Pia manuka is an exudation from the manuka, a kind of manna that was eaten by the Maori, though I have not heard that it was used in any other way; in taste it is said to be slightly sweet. White gave tohika as a name for this substance, but no corroboration thereof has come to my knowledge. In a brief article published in vol. 60 of the Transactions of the New Zealand Institute we are told that this manna is 'associated with the operations of a boring grub.' In about a dozen cases it was found on L. scoparium only, though both species were examined. It appears as 'a viscous syrup,' and apparently only on young wood.

Leaves of raukawa (koareare) were used on account of their fragrance, and the leaves of the young trees were, I believe, preferred. Among the Matatua tribes the name koareare is applied to the young form only, when its leaf-form is changed then the tree is known as houmangoroa. Doubtless many such things as were more or less aromatic to the keen-sensed Maori would be thought little of by us; I have had some so-called odoriferous substances brought to me in which I could detect no odour whatever. By the way, Colenso states that the natives sometimes rubbed the green leaves of raukawa on their limbs and bodies.
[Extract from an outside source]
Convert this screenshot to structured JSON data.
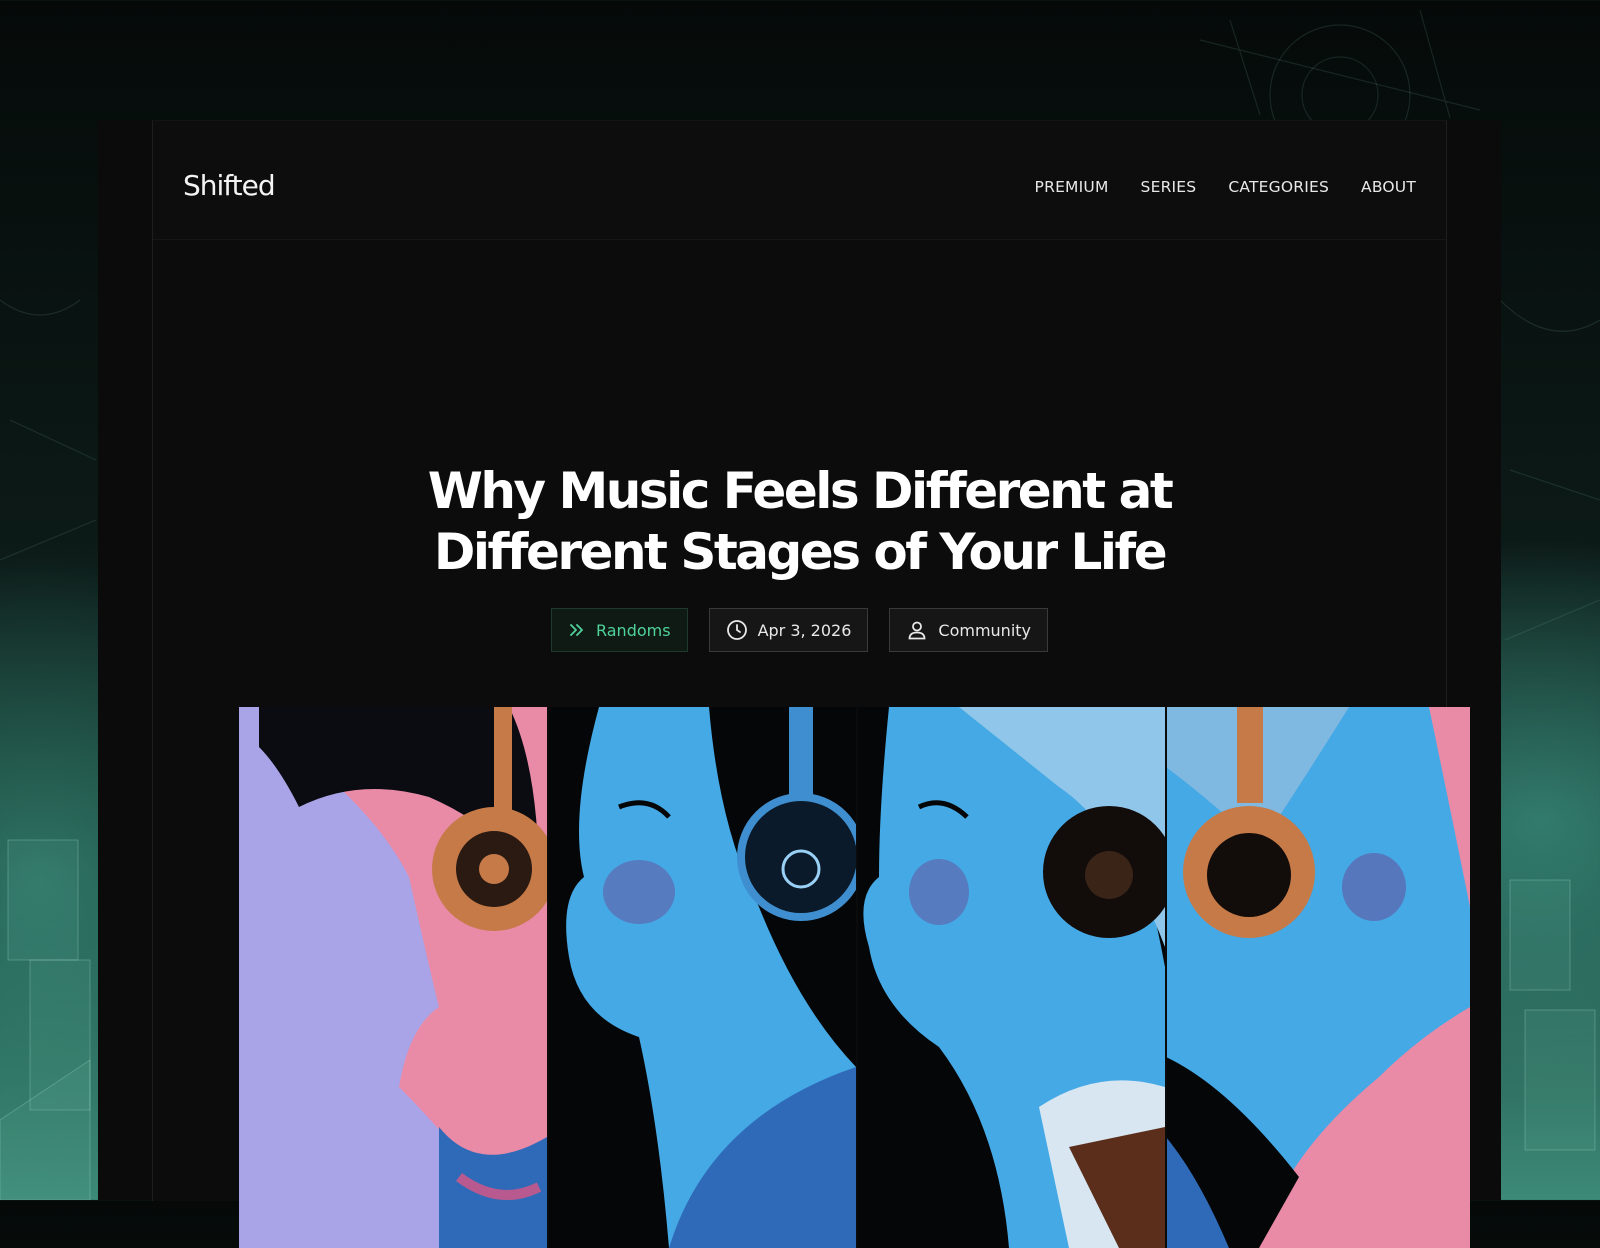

See Essay on the Botany of the North Island of New Zealand, by W. Colenso, 1865.